Speakers: Bich Le(Platform9)
Adding dynamic configuration to Kolla Kubernetes
Kolla and Kolla Kubernetes are two primary projects that can be used to install OpenStack using containers and Kubernetes orchestration framework respectively. While Kolla-Kubernetes is great, it does suffer from few drawbacks:
- Adding new service requires changes to the central kolla-kuberntes repository.
- Adding the service also means a way to create configuration ansible and password scripts in one location.
- There is no easy way to upgrade ‘configuration’ and services.
This talk proposes changes to kolla-kubernetes architecture into a more service oriented architecture by introducing:
a) A new service Kolla-Config that centralizes the configuration.
b) Introducing ‘Service-Manager’ per component (glance, nova etc) that is responsible for generating and updating configuration.
The result is a much more dynamic OpenStack installation and upgrade experience.
Speakers: Roopak Parikh(Platform9), Bich Le(Platform9)
Unified application model for VMs and containers

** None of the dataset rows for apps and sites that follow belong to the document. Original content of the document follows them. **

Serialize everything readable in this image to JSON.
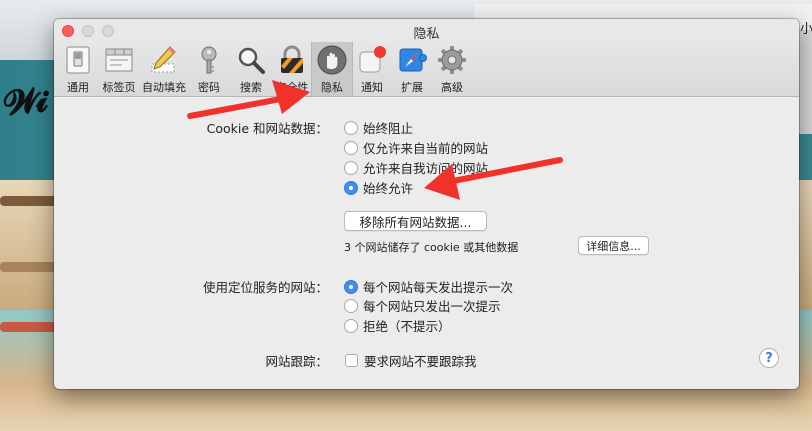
{
  "window": {
    "title": "隐私"
  },
  "background": {
    "partial_label": "小"
  },
  "toolbar": {
    "items": [
      {
        "label": "通用",
        "icon": "general-switch-icon"
      },
      {
        "label": "标签页",
        "icon": "tabs-icon"
      },
      {
        "label": "自动填充",
        "icon": "autofill-pencil-icon"
      },
      {
        "label": "密码",
        "icon": "key-icon"
      },
      {
        "label": "搜索",
        "icon": "magnifier-icon"
      },
      {
        "label": "安全性",
        "icon": "padlock-icon"
      },
      {
        "label": "隐私",
        "icon": "hand-icon",
        "selected": true
      },
      {
        "label": "通知",
        "icon": "notification-badge-icon"
      },
      {
        "label": "扩展",
        "icon": "puzzle-compass-icon"
      },
      {
        "label": "高级",
        "icon": "gear-icon"
      }
    ]
  },
  "cookies": {
    "label": "Cookie 和网站数据：",
    "options": [
      {
        "label": "始终阻止",
        "checked": false
      },
      {
        "label": "仅允许来自当前的网站",
        "checked": false
      },
      {
        "label": "允许来自我访问的网站",
        "checked": false
      },
      {
        "label": "始终允许",
        "checked": true
      }
    ],
    "remove_button": "移除所有网站数据...",
    "stored_info": "3 个网站储存了 cookie 或其他数据",
    "details_button": "详细信息..."
  },
  "location": {
    "label": "使用定位服务的网站：",
    "options": [
      {
        "label": "每个网站每天发出提示一次",
        "checked": true
      },
      {
        "label": "每个网站只发出一次提示",
        "checked": false
      },
      {
        "label": "拒绝（不提示）",
        "checked": false
      }
    ]
  },
  "tracking": {
    "label": "网站跟踪：",
    "checkbox_label": "要求网站不要跟踪我",
    "checked": false
  },
  "help_button": "?",
  "colors": {
    "accent": "#3f8ef6",
    "annotation_arrow": "#f0322b"
  }
}
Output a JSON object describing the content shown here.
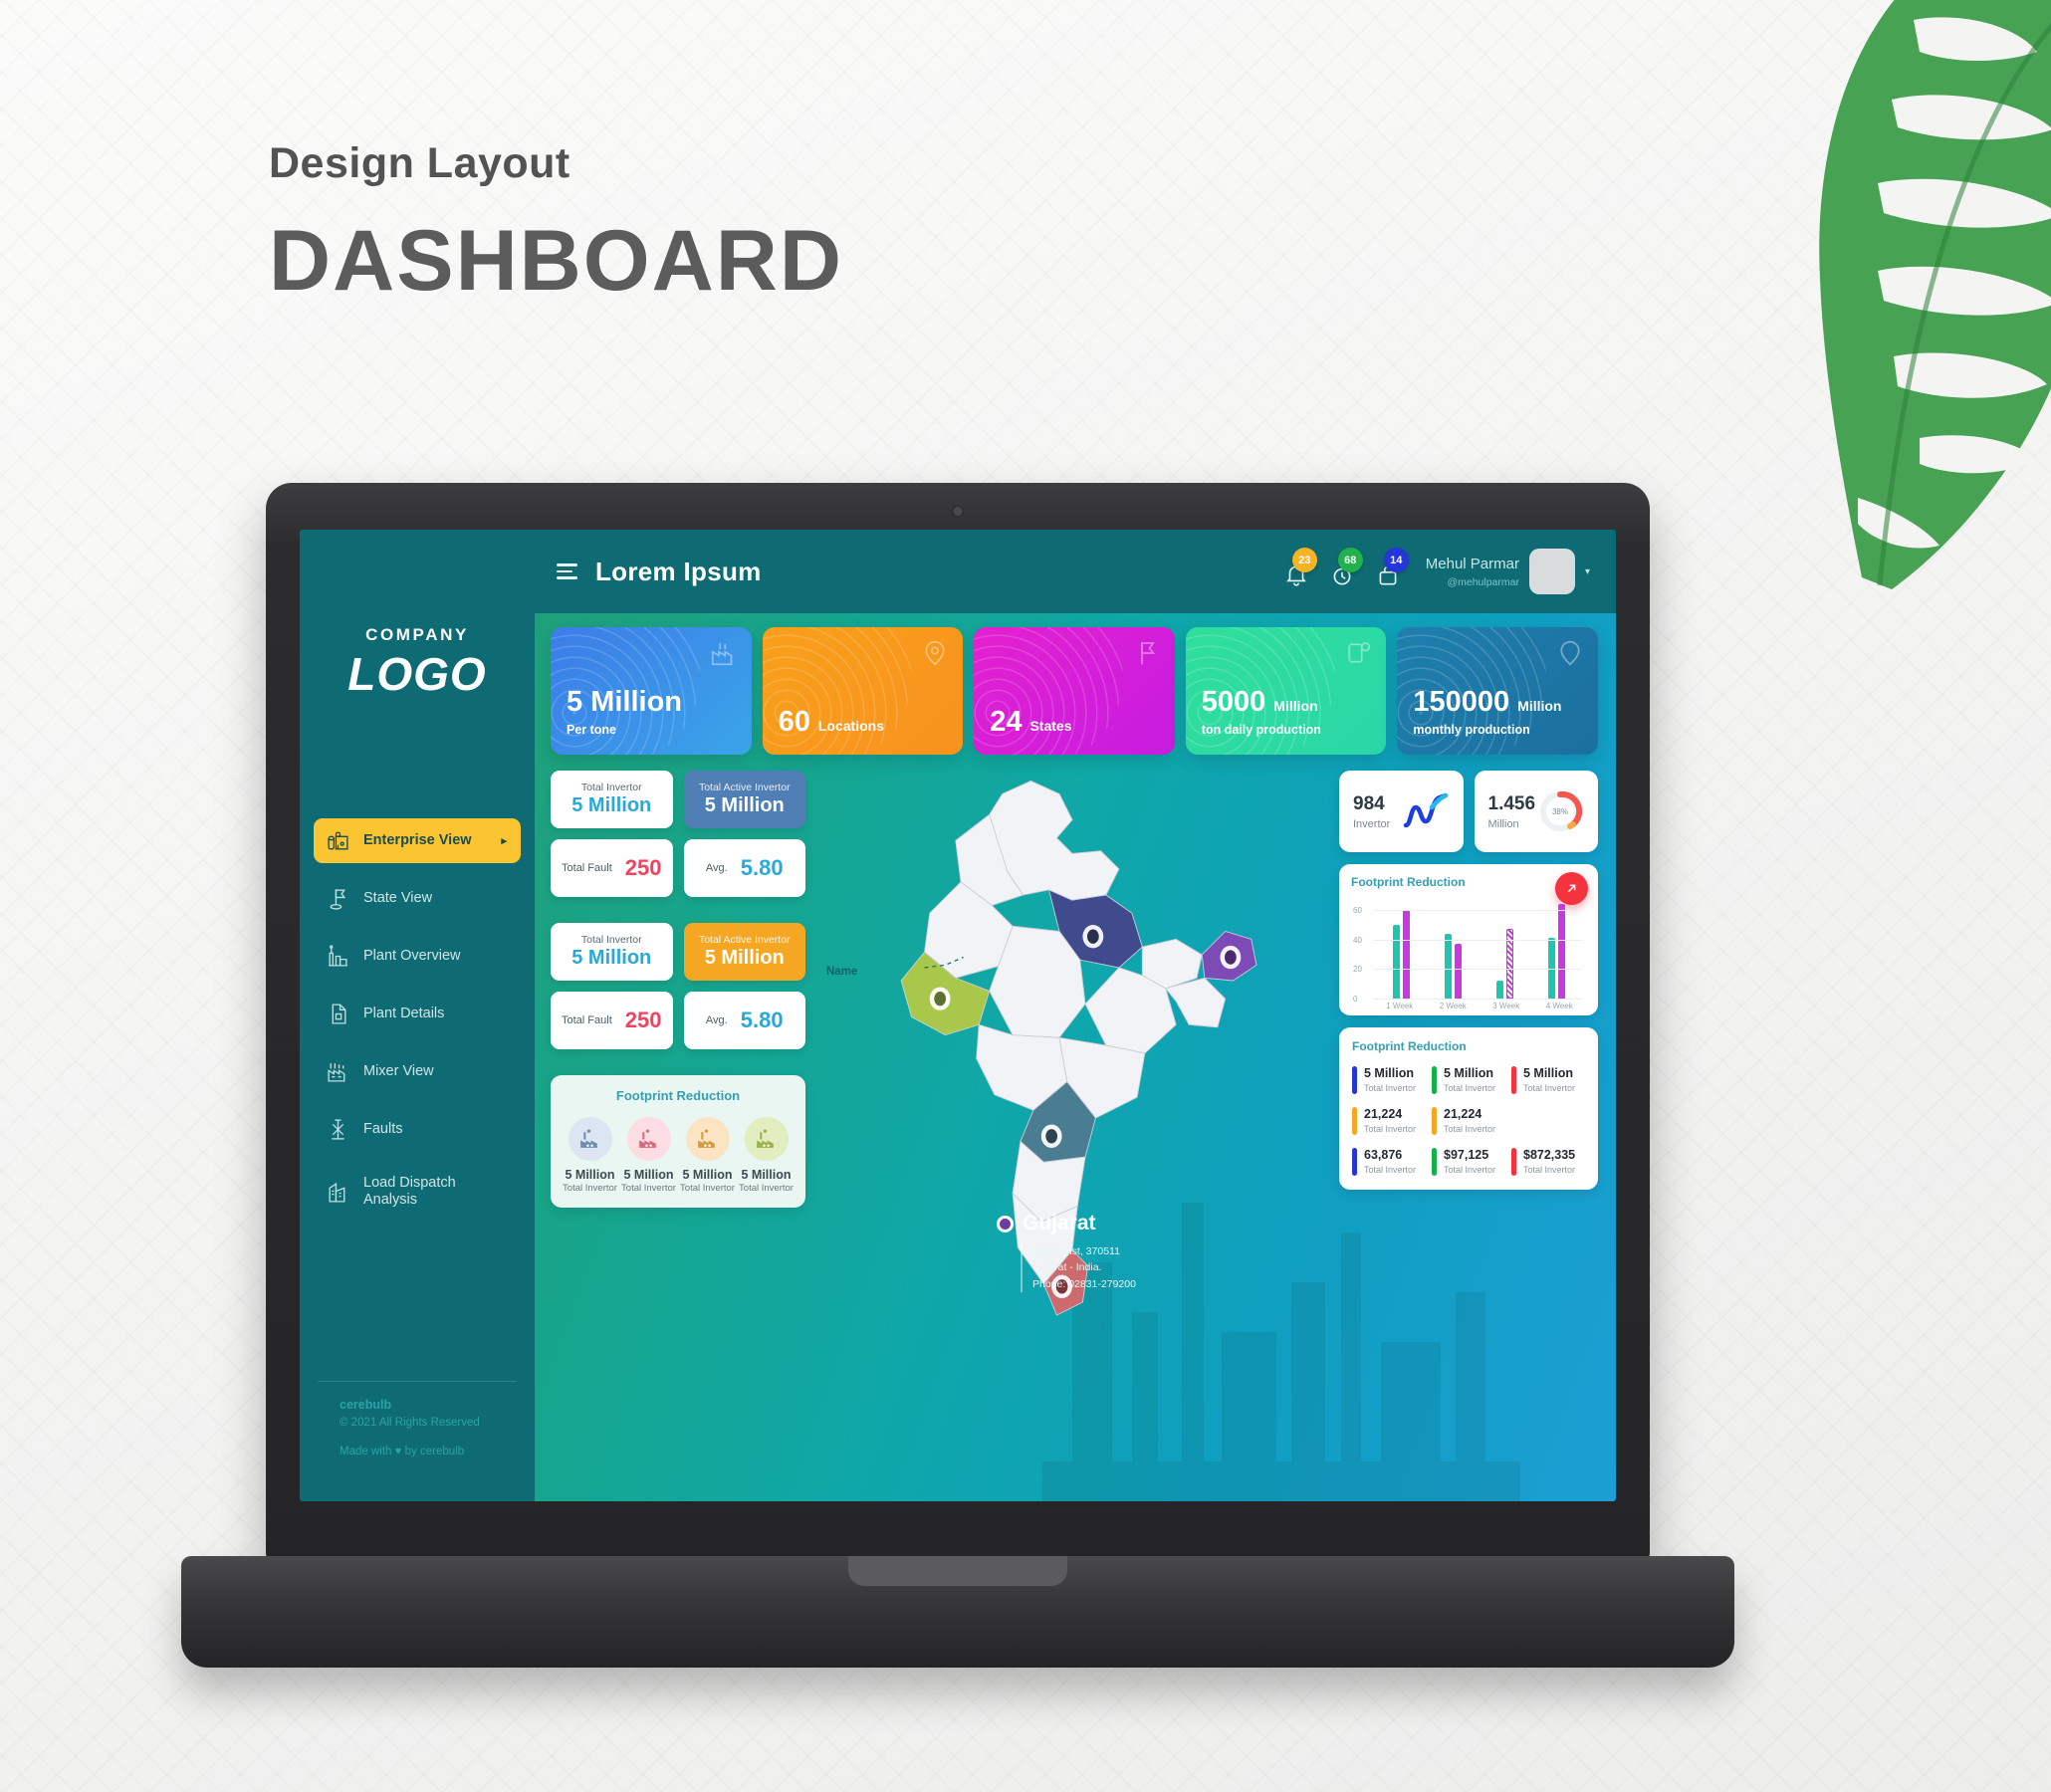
{
  "poster": {
    "subtitle": "Design Layout",
    "title": "DASHBOARD"
  },
  "sidebar": {
    "company_label": "COMPANY",
    "logo_text": "LOGO",
    "items": [
      {
        "label": "Enterprise View",
        "icon": "factory-tanks-icon",
        "active": true,
        "caret": "▸"
      },
      {
        "label": "State View",
        "icon": "flag-pin-icon",
        "active": false
      },
      {
        "label": "Plant Overview",
        "icon": "plant-chart-icon",
        "active": false
      },
      {
        "label": "Plant Details",
        "icon": "document-icon",
        "active": false
      },
      {
        "label": "Mixer View",
        "icon": "factory-icon",
        "active": false
      },
      {
        "label": "Faults",
        "icon": "fault-tower-icon",
        "active": false
      },
      {
        "label": "Load Dispatch Analysis",
        "icon": "buildings-icon",
        "active": false
      }
    ],
    "footer": {
      "brand": "cerebulb",
      "copyright": "© 2021 All Rights Reserved",
      "made_with": "Made with ♥ by cerebulb"
    }
  },
  "topbar": {
    "menu_icon": "hamburger-icon",
    "title": "Lorem Ipsum",
    "notifications": [
      {
        "icon": "bell-icon",
        "count": "23",
        "color": "#f5b426"
      },
      {
        "icon": "clock-icon",
        "count": "68",
        "color": "#22b14c"
      },
      {
        "icon": "bag-icon",
        "count": "14",
        "color": "#2536d8"
      }
    ],
    "user": {
      "name": "Mehul Parmar",
      "handle": "@mehulparmar",
      "caret": "▾"
    }
  },
  "kpis": [
    {
      "value": "5 Million",
      "unit": "",
      "sub": "Per tone",
      "color1": "#3c7ce8",
      "color2": "#3aa5e8",
      "icon": "factory-icon"
    },
    {
      "value": "60",
      "unit": "Locations",
      "sub": "",
      "color1": "#f9a01b",
      "color2": "#f7921e",
      "icon": "map-pin-icon"
    },
    {
      "value": "24",
      "unit": "States",
      "sub": "",
      "color1": "#e421cf",
      "color2": "#c61ce0",
      "icon": "flag-icon"
    },
    {
      "value": "5000",
      "unit": "Million",
      "sub": "ton daily production",
      "color1": "#2fdf9b",
      "color2": "#2bd6a8",
      "icon": "gauge-gear-icon"
    },
    {
      "value": "150000",
      "unit": "Million",
      "sub": "monthly production",
      "color1": "#1f7fae",
      "color2": "#1b6f9e",
      "icon": "pin-icon"
    }
  ],
  "left_metrics": {
    "block1": [
      {
        "label": "Total Invertor",
        "value": "5 Million",
        "style": "white"
      },
      {
        "label": "Total Active Invertor",
        "value": "5 Million",
        "style": "blue"
      },
      {
        "label": "Total Fault",
        "value": "250",
        "style": "row-red"
      },
      {
        "label": "Avg.",
        "value": "5.80",
        "style": "row-teal"
      }
    ],
    "block2": [
      {
        "label": "Total Invertor",
        "value": "5 Million",
        "style": "white"
      },
      {
        "label": "Total Active Invertor",
        "value": "5 Million",
        "style": "amber"
      },
      {
        "label": "Total Fault",
        "value": "250",
        "style": "row-red"
      },
      {
        "label": "Avg.",
        "value": "5.80",
        "style": "row-teal"
      }
    ]
  },
  "footprint_left": {
    "title": "Footprint Reduction",
    "items": [
      {
        "value": "5 Million",
        "sub": "Total Invertor",
        "bg": "#dbe6f2",
        "fg": "#6f8db3"
      },
      {
        "value": "5 Million",
        "sub": "Total Invertor",
        "bg": "#fbdde3",
        "fg": "#d9697f"
      },
      {
        "value": "5 Million",
        "sub": "Total Invertor",
        "bg": "#fbe4c4",
        "fg": "#d79b3e"
      },
      {
        "value": "5 Million",
        "sub": "Total Invertor",
        "bg": "#e2edc0",
        "fg": "#9bb24d"
      }
    ]
  },
  "map": {
    "name_label": "Name",
    "location": {
      "title": "Gujarat",
      "line1": "Kutch Dist, 370511",
      "line2": "Gujarat - India.",
      "line3": "Phone: 02831-279200"
    }
  },
  "right_cards": [
    {
      "value": "984",
      "label": "Invertor",
      "icon": "line-chart-icon"
    },
    {
      "value": "1.456",
      "label": "Million",
      "icon": "donut-gauge-icon",
      "percent": "38%"
    }
  ],
  "chart_card": {
    "title": "Footprint Reduction",
    "fab_icon": "arrow-up-right-icon"
  },
  "chart_data": {
    "type": "bar",
    "title": "Footprint Reduction",
    "categories": [
      "1 Week",
      "2 Week",
      "3 Week",
      "4 Week"
    ],
    "series": [
      {
        "name": "Teal",
        "color": "#22c4ab",
        "values": [
          50,
          44,
          12,
          41
        ]
      },
      {
        "name": "Magenta",
        "color": "#c63ae0",
        "values": [
          60,
          37,
          47,
          64
        ]
      }
    ],
    "yticks": [
      0,
      20,
      40,
      60
    ],
    "ylim": [
      0,
      70
    ],
    "grid": true,
    "legend": "none",
    "xlabel": "",
    "ylabel": ""
  },
  "legend_card": {
    "title": "Footprint Reduction",
    "items": [
      {
        "value": "5 Million",
        "sub": "Total Invertor",
        "color": "#2536d8"
      },
      {
        "value": "5 Million",
        "sub": "Total Invertor",
        "color": "#16b04a"
      },
      {
        "value": "5 Million",
        "sub": "Total Invertor",
        "color": "#f5333f"
      },
      {
        "value": "21,224",
        "sub": "Total Invertor",
        "color": "#f5a623"
      },
      {
        "value": "21,224",
        "sub": "Total Invertor",
        "color": "#f5a623"
      },
      {
        "value": "",
        "sub": "",
        "color": ""
      },
      {
        "value": "63,876",
        "sub": "Total Invertor",
        "color": "#2536d8"
      },
      {
        "value": "$97,125",
        "sub": "Total Invertor",
        "color": "#16b04a"
      },
      {
        "value": "$872,335",
        "sub": "Total Invertor",
        "color": "#f5333f"
      }
    ]
  }
}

As containers become as popular for enterprise workloads as VM instances, there is an emergent need to provide a unified application development paradigm across both domains. In this talk, we describe how we achieved this by creating a new kubernetes driver for Nova. This driver is provided with the kubeconfig for the given Kubernetes cluster during initialization. During instance provisioning, it automatically converts the given Glance image into a docker image. The cloud-init customization scripts are injected into the docker image to be run on startup. The driver deploys a single service targeting a single pod when creating an instance, with a replication controller of just 1 replica. Heat was also modified by adding another parameter to the AutoScalingGroup – the kubeconfig. When this parameter is present, Heat creates an appropriate ReplicationController for the instances instead. Finally,we demonstrate the use of the same Heat template to deploy a VM or container based workload.